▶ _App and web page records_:
※ ※ ※

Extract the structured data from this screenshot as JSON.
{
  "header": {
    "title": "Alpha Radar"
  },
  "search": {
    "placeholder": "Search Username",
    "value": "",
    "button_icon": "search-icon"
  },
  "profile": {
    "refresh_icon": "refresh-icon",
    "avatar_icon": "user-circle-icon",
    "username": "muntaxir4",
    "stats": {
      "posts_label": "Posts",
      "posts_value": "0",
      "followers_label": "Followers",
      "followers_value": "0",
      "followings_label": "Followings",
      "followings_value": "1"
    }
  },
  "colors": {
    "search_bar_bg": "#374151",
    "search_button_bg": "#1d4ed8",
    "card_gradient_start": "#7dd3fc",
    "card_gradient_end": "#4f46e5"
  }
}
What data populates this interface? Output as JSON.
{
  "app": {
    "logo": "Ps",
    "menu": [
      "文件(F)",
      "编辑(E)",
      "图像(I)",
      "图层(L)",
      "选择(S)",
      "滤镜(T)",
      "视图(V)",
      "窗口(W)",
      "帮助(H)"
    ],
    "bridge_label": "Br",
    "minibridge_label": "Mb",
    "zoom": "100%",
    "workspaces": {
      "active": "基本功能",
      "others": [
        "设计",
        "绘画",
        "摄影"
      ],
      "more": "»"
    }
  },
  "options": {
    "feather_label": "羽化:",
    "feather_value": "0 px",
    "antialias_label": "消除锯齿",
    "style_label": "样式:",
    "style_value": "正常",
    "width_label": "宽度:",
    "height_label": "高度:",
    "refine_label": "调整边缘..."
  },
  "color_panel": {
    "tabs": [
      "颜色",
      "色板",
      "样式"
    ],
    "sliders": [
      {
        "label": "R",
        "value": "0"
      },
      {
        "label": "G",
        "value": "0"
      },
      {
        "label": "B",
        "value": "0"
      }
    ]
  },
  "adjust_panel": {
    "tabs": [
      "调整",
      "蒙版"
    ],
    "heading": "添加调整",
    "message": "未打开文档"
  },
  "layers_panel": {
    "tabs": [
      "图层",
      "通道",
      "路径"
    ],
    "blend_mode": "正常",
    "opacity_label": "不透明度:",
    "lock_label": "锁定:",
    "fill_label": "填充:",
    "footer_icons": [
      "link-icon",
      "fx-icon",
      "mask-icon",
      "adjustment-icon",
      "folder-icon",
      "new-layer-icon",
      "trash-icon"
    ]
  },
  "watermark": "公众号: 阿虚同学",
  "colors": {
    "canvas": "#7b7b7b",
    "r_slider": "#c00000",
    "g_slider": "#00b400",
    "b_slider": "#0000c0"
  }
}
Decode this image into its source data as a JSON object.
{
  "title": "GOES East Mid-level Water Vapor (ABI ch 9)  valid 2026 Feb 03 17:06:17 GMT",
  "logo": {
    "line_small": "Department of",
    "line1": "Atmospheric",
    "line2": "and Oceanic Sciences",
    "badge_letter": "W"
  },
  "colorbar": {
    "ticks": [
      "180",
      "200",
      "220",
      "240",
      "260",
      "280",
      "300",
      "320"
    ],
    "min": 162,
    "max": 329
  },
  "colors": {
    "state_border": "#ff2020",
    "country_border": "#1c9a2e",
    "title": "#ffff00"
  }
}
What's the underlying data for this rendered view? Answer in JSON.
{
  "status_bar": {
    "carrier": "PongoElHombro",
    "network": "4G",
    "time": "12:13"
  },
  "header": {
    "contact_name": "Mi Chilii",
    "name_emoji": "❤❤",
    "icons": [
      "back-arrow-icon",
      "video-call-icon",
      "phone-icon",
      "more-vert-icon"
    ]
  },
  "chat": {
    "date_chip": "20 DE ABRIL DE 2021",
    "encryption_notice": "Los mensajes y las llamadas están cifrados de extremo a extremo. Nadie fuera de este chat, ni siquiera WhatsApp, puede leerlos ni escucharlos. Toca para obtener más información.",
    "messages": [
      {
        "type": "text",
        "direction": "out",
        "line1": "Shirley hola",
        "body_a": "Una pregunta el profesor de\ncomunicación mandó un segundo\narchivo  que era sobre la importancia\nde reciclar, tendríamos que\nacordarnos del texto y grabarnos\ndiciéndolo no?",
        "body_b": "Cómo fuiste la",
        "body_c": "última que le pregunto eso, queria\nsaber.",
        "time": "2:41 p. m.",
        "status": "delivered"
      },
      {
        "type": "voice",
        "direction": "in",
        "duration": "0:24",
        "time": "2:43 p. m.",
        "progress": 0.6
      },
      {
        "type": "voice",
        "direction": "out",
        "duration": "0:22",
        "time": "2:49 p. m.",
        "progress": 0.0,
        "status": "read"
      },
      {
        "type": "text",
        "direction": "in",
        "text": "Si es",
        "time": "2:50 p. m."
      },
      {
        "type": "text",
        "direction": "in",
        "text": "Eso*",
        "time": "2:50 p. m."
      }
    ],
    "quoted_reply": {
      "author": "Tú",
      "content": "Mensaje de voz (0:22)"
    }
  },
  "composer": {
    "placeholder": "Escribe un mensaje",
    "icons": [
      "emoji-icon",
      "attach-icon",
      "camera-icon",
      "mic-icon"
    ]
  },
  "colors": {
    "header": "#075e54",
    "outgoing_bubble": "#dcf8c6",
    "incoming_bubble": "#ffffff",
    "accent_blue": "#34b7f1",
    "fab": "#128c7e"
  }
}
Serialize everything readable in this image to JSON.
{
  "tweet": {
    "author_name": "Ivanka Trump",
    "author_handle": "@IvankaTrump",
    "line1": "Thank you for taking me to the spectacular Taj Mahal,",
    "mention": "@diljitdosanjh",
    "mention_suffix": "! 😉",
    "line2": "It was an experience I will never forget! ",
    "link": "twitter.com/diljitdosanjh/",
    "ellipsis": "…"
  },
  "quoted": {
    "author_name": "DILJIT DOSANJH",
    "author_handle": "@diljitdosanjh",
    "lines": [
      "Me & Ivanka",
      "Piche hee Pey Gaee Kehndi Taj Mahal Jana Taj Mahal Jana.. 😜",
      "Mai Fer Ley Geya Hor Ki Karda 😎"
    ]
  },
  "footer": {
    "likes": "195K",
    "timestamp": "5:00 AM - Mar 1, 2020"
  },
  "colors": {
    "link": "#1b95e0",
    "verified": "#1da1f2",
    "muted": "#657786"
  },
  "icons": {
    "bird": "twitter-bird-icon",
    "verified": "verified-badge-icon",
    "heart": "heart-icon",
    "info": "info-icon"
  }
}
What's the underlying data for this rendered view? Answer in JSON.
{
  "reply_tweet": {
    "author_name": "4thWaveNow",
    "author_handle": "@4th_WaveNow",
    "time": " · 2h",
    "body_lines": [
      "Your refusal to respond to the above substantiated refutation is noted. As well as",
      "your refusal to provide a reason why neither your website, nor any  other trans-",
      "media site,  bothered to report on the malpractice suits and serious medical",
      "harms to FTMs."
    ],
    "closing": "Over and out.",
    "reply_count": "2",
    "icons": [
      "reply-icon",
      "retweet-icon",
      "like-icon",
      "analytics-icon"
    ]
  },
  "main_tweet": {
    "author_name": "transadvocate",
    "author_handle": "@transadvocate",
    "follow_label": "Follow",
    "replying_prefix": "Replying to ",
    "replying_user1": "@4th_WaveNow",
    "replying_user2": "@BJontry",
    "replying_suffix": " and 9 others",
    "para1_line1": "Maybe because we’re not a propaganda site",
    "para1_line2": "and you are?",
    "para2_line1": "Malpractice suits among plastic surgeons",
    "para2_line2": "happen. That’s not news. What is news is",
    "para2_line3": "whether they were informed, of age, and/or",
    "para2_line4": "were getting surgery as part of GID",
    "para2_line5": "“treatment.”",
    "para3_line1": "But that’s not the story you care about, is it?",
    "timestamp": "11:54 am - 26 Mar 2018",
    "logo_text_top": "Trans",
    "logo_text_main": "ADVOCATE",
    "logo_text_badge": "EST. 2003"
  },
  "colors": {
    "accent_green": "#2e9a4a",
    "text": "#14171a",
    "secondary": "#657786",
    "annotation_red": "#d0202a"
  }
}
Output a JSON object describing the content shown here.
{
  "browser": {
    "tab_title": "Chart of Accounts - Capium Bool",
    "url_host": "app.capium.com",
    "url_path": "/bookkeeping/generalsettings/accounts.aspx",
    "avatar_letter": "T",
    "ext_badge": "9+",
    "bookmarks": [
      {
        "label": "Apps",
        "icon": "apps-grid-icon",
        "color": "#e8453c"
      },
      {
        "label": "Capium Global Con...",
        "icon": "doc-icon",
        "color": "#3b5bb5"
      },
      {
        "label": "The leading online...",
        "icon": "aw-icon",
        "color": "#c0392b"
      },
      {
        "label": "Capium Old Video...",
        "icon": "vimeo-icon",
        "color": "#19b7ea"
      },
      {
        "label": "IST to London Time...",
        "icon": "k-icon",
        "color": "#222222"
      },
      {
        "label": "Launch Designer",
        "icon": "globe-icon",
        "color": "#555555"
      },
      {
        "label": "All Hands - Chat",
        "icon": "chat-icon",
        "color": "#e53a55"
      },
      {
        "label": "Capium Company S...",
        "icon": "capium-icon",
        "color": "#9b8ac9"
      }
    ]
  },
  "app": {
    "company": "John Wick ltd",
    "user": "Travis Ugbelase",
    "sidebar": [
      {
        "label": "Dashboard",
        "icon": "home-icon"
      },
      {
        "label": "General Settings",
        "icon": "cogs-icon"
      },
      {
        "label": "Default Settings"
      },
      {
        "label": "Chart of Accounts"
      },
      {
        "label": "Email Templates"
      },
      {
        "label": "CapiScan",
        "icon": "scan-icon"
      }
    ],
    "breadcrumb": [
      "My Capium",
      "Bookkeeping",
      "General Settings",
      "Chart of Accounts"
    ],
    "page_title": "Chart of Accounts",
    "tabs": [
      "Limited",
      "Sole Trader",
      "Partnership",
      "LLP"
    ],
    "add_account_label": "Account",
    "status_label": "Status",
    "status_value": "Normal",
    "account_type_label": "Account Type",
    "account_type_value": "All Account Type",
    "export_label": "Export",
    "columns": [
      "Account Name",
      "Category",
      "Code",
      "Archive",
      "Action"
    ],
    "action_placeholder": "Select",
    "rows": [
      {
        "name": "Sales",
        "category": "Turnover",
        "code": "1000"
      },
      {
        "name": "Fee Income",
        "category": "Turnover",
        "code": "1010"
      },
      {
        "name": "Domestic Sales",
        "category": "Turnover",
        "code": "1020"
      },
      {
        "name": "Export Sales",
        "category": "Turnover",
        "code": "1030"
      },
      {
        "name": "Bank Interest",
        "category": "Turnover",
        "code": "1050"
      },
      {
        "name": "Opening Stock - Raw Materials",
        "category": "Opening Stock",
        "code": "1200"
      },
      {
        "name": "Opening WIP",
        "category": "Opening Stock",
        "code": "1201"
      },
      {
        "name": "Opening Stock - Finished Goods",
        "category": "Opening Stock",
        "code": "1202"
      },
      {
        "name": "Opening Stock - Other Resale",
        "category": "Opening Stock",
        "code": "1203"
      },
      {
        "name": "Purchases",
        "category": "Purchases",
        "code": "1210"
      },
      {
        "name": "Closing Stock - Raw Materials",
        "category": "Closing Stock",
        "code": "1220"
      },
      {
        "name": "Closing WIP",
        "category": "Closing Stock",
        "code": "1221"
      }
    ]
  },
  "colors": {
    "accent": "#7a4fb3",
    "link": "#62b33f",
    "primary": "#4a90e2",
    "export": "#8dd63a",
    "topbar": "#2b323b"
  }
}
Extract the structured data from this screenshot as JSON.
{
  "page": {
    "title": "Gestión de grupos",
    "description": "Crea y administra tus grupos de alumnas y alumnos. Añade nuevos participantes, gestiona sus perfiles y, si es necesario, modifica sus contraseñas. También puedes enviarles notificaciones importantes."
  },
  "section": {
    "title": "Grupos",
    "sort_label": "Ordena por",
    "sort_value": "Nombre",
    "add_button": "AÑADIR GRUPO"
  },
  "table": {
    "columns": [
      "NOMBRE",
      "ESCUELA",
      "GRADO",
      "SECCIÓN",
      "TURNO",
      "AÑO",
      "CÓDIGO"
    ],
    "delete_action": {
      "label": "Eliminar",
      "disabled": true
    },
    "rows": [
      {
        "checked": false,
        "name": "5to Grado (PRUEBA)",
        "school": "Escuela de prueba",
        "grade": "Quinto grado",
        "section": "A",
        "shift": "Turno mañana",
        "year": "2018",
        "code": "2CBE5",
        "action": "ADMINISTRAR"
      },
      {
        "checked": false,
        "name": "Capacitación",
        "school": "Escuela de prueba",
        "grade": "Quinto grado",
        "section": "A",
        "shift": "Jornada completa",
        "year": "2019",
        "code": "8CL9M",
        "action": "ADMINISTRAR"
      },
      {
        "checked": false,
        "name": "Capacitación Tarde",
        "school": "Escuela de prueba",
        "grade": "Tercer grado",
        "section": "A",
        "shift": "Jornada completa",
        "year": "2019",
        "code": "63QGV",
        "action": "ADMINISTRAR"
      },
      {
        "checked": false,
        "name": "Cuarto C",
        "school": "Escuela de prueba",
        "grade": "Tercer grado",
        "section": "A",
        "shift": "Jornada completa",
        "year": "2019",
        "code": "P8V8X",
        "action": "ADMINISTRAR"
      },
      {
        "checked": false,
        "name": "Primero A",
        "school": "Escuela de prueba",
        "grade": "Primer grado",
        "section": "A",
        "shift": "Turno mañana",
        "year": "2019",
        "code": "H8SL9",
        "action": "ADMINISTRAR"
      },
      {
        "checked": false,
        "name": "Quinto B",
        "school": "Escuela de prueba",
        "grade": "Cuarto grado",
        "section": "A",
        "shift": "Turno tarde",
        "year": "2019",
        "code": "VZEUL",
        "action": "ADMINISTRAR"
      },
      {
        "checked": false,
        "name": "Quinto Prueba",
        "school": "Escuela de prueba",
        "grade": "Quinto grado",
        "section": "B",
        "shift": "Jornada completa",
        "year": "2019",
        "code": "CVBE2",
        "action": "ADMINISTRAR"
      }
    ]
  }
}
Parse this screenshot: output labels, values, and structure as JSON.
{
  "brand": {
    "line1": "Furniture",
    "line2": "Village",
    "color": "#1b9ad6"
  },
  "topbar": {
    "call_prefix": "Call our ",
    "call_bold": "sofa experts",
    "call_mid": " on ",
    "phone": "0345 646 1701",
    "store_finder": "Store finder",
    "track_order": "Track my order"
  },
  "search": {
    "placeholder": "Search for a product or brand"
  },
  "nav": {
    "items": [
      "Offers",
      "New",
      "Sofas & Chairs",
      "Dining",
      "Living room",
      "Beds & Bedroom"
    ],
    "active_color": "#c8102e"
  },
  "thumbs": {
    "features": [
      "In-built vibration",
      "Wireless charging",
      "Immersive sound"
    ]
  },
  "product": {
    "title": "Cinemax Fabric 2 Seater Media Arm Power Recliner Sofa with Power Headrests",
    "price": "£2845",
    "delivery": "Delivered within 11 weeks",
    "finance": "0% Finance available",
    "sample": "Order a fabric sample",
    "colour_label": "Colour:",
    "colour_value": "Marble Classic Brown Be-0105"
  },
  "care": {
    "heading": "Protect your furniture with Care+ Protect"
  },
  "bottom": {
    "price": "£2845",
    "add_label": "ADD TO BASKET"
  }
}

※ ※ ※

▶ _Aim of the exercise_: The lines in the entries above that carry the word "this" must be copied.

▶ _Output below_:
Extract the structured data from this screenshot as JSON.
What data populates this interface? Output as JSON.
Decode this image into its source data as a JSON object.
What's the underlying data for this rendered view? Answer in JSON.
Serialize everything readable in this image to JSON.
What's the underlying data for this rendered view? Answer in JSON.
Extract the structured data from this screenshot as JSON.
Parse this screenshot: output labels, values, and structure as JSON.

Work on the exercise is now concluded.